One of the most respected artists to emerge from Scandinavia, Stina Nordenstam, is nonetheless elusive and somewhat unknown; she rarely, if ever, plays live these days and woefully few people are aware of her. If you're approaching this album having not heard anything by Stina Nordenstam, it may well strike you as odd, icy and slightly impenetrable. If you're looking at it having heard one or a few of her other albums, it may seem... odd, icy and slightly impenetrable! First impressions, however, are not everything.

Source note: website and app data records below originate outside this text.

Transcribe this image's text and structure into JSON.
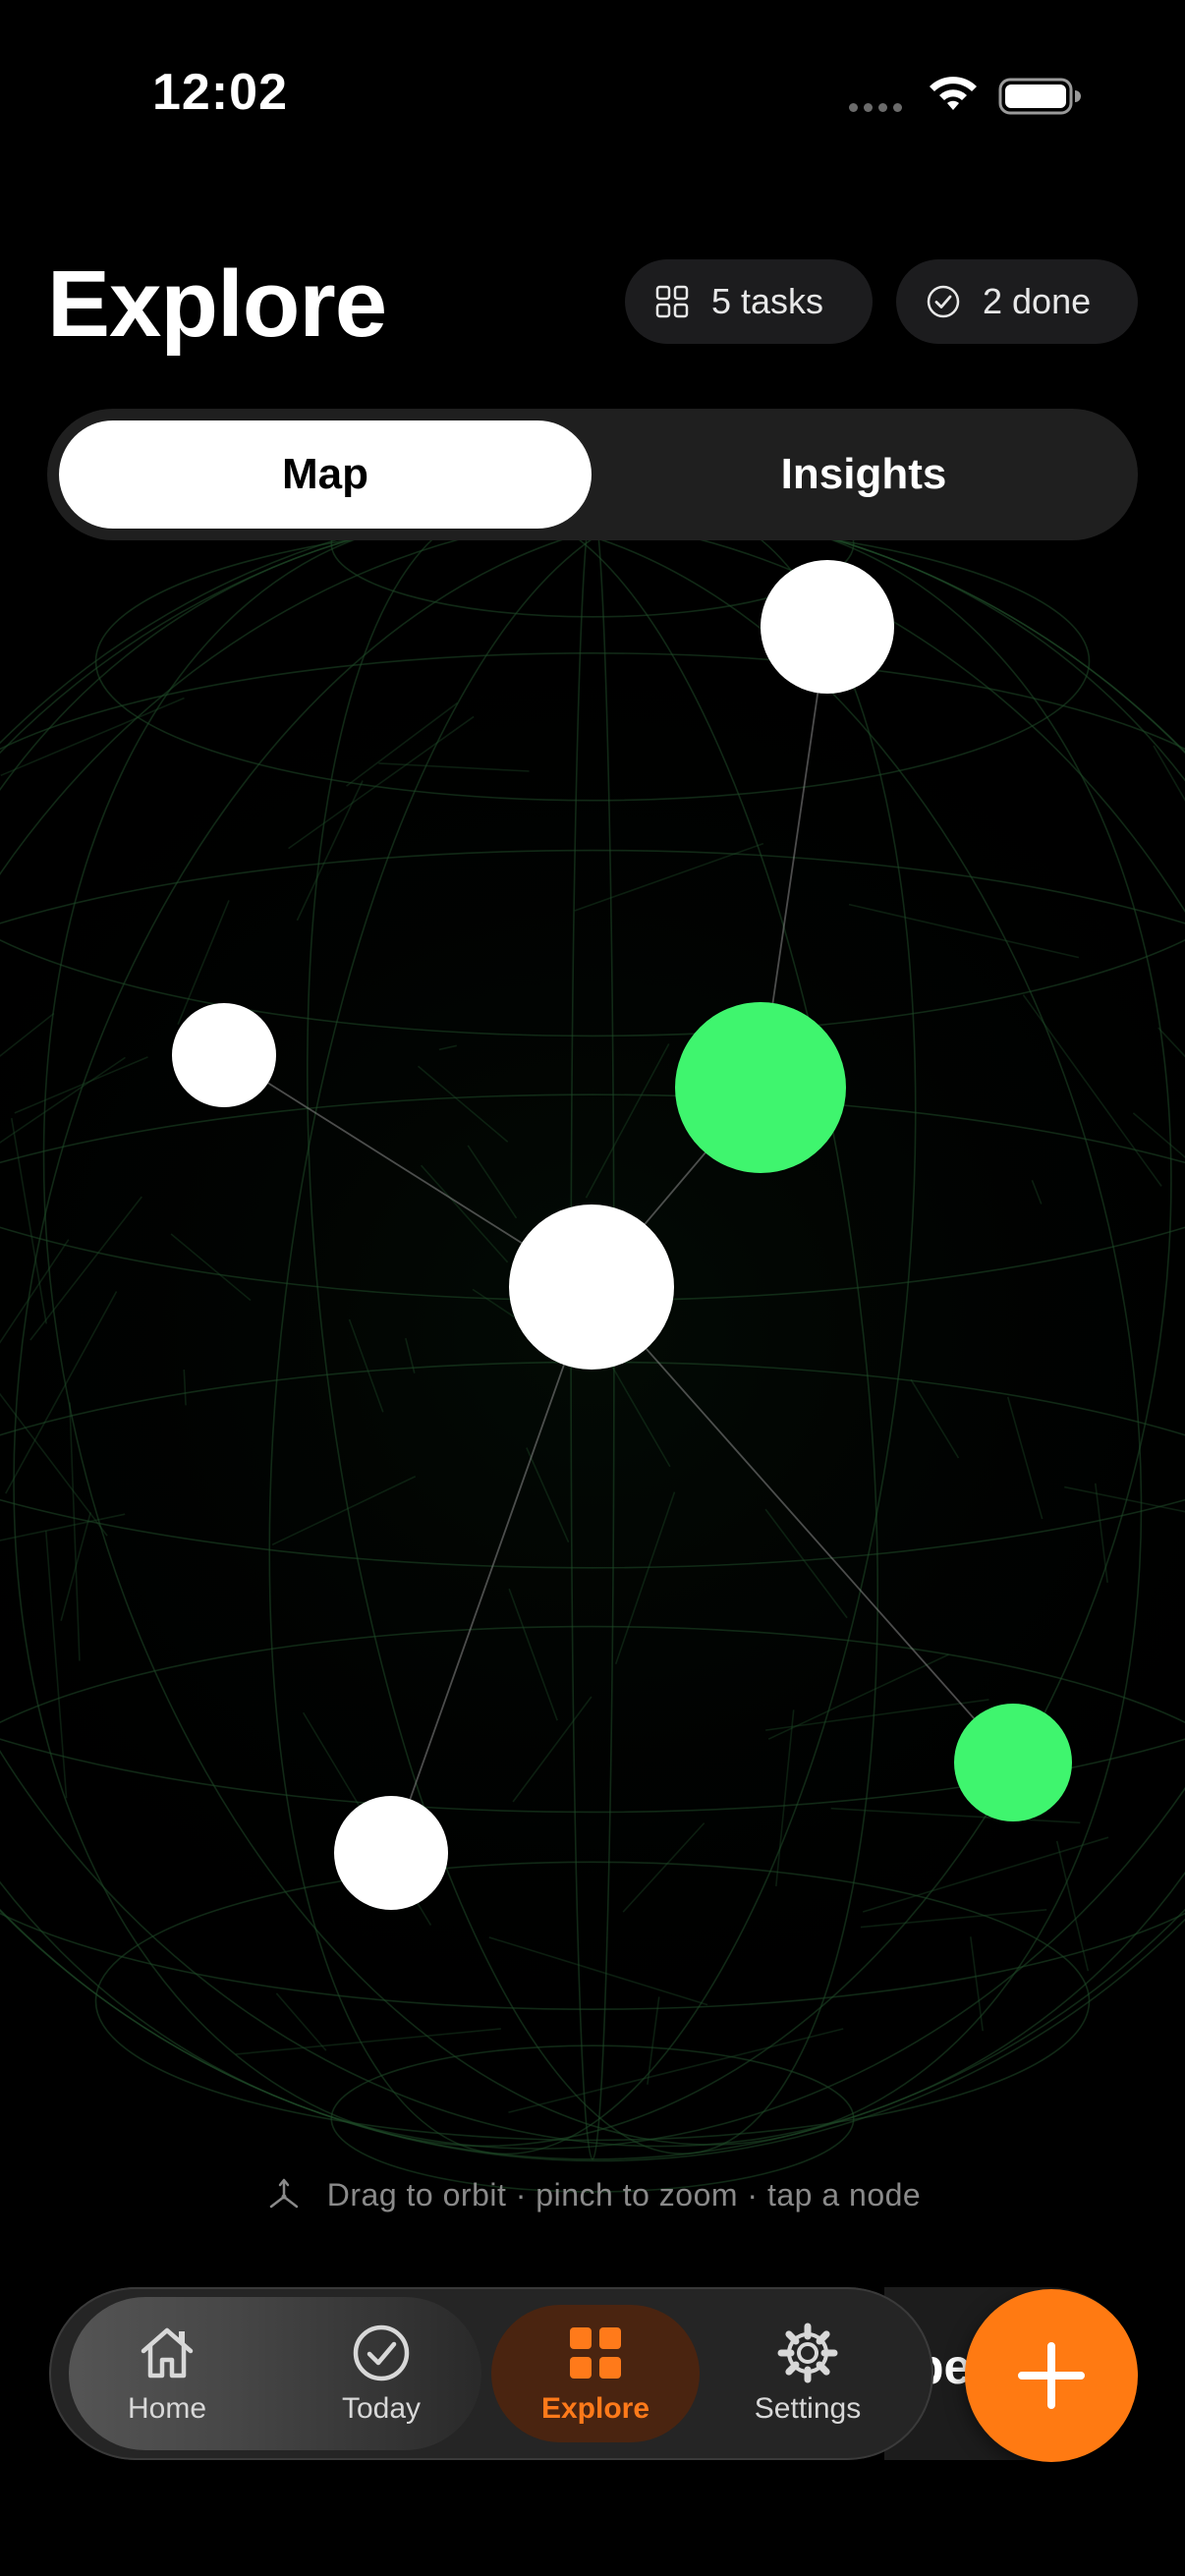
{
  "status_bar": {
    "time": "12:02",
    "icons": [
      "cellular-dots-icon",
      "wifi-icon",
      "battery-icon"
    ]
  },
  "header": {
    "title": "Explore",
    "tasks_badge": "5 tasks",
    "done_badge": "2 done"
  },
  "segmented": {
    "items": [
      {
        "label": "Map",
        "selected": true
      },
      {
        "label": "Insights",
        "selected": false
      }
    ]
  },
  "graph": {
    "nodes": [
      {
        "id": "n1",
        "color": "#ffffff"
      },
      {
        "id": "n2",
        "color": "#ffffff"
      },
      {
        "id": "n3",
        "color": "#3ff56e"
      },
      {
        "id": "n4",
        "color": "#ffffff"
      },
      {
        "id": "n5",
        "color": "#3ff56e"
      },
      {
        "id": "n6",
        "color": "#ffffff"
      }
    ],
    "edges": [
      [
        "n1",
        "n3"
      ],
      [
        "n3",
        "n4"
      ],
      [
        "n2",
        "n4"
      ],
      [
        "n4",
        "n6"
      ],
      [
        "n4",
        "n5"
      ]
    ]
  },
  "hint": {
    "text": "Drag to orbit · pinch to zoom · tap a node"
  },
  "tabbar": {
    "items": [
      {
        "label": "Home",
        "icon": "house-icon",
        "selected": false
      },
      {
        "label": "Today",
        "icon": "checkmark-circle-icon",
        "selected": false
      },
      {
        "label": "Explore",
        "icon": "grid-icon",
        "selected": true
      },
      {
        "label": "Settings",
        "icon": "gear-icon",
        "selected": false
      }
    ]
  },
  "peek_text": "pe",
  "fab": {
    "icon": "plus-icon"
  },
  "colors": {
    "accent": "#ff7a12",
    "node_green": "#3ff56e",
    "background": "#000000"
  }
}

Of her records, it's without doubt the barest, most unadorned effort - a brave record in fact, considering it's her first; she has resisted the urge to swathe every song protectively in lush instrumentation. She deals with rejection, regret, loneliness in a stark, merciless manner - every emotion that she explores is stripped bare in delicate, seemingly fragile songs that are often constructed of little more than a simple rhythm, minimal backing and her inimitable, glassy vocals. Consequently the songs are all the more effective - she doesn't portray emotions the way film or television characters feel them, backed by a swell of cliched music with all the ugly, jagged bits tactfully obscured; she portrays them the way people feel them - her experiences of hurt and isolation are expressed by silence, broken by her solitary vocals, as the characters in her songs deal with their problems alone; the most effective use of this is in the heartbreaking 'Soon After Christmas', which trembles with resigned hopelessness. It's rather like looking at a person through a microscope - nothing is hidden or tucked into the distance - her songs are unflinchingly open and honest.

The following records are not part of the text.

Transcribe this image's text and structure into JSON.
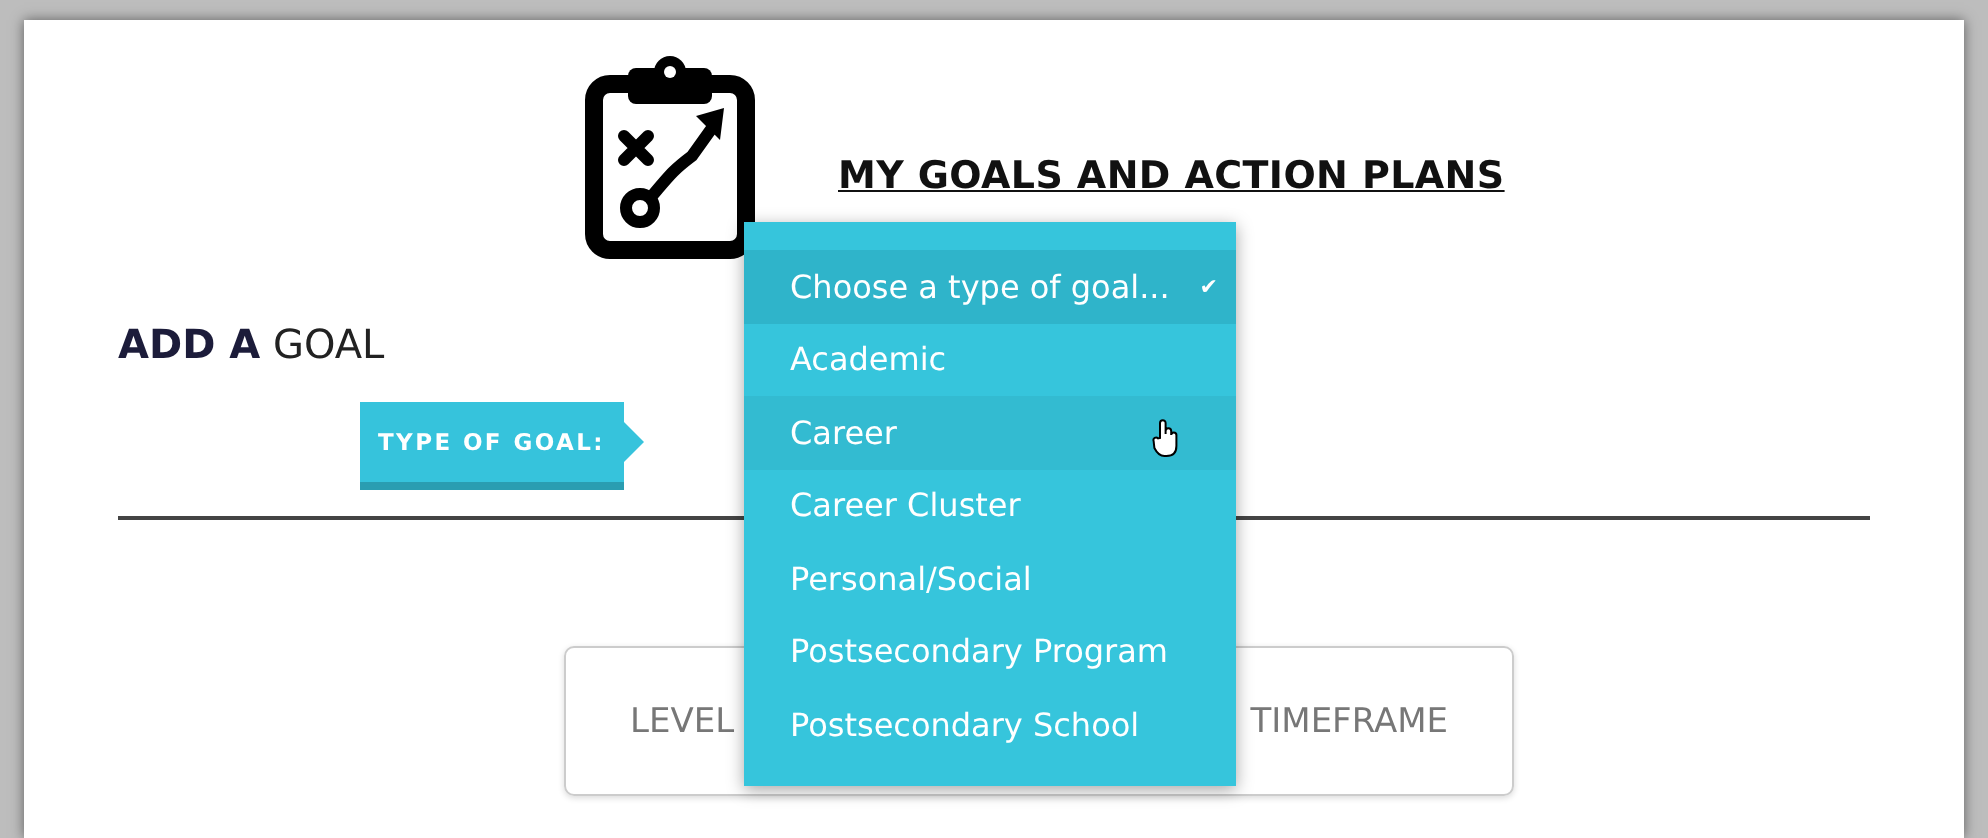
{
  "header": {
    "title": "MY GOALS AND ACTION PLANS"
  },
  "dropdown_check": "✔",
  "section": {
    "title_bold": "ADD A",
    "title_rest": "GOAL"
  },
  "type_label": "TYPE OF GOAL:",
  "dropdown": {
    "options": [
      {
        "label": "Choose a type of goal...",
        "selected": true,
        "hovered": false
      },
      {
        "label": "Academic",
        "selected": false,
        "hovered": false
      },
      {
        "label": "Career",
        "selected": false,
        "hovered": true
      },
      {
        "label": "Career Cluster",
        "selected": false,
        "hovered": false
      },
      {
        "label": "Personal/Social",
        "selected": false,
        "hovered": false
      },
      {
        "label": "Postsecondary Program",
        "selected": false,
        "hovered": false
      },
      {
        "label": "Postsecondary School",
        "selected": false,
        "hovered": false
      }
    ]
  },
  "options_box": {
    "items": [
      "LEVEL",
      "TIMEFRAME"
    ]
  }
}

Much of the record displays strong jazz leanings - at times the songs are reminiscent of a sophomoric, childlike Nina Simone, at others she more recalls the moody, candlelit and typically '80s sound of artists like Sade, such is the versatility of Stina's vocals. There's also a vivid sense of dark whimsy, particularly in songs like 'Alan Bean', where the song's narrative is propped against a light, almost cutesy acoustic backdrop. One of the strongest songs on the record is perhaps 'Another Story Girl', which deals with the jealousy and anguish of watching one's partner pining for someone else; amidst the sparse backing and pretty, repetitive melody, it also showcases her very rare skill of being able to convey heartbreak and yet place oneself unselfishly in the background, an outsider peering in from the cold at someone else's past experiences unhappily but without resentment.
It may take a few listens to get into this record - at first listen, it's unusual, contradictory and at times more than a little infuriating. Stick with it though; under the surface it's an exquisite record, and given time, if Stina's unique, moving and delicate music is to your taste, it'll become one of your most treasured albums.
8Gen Williams's Score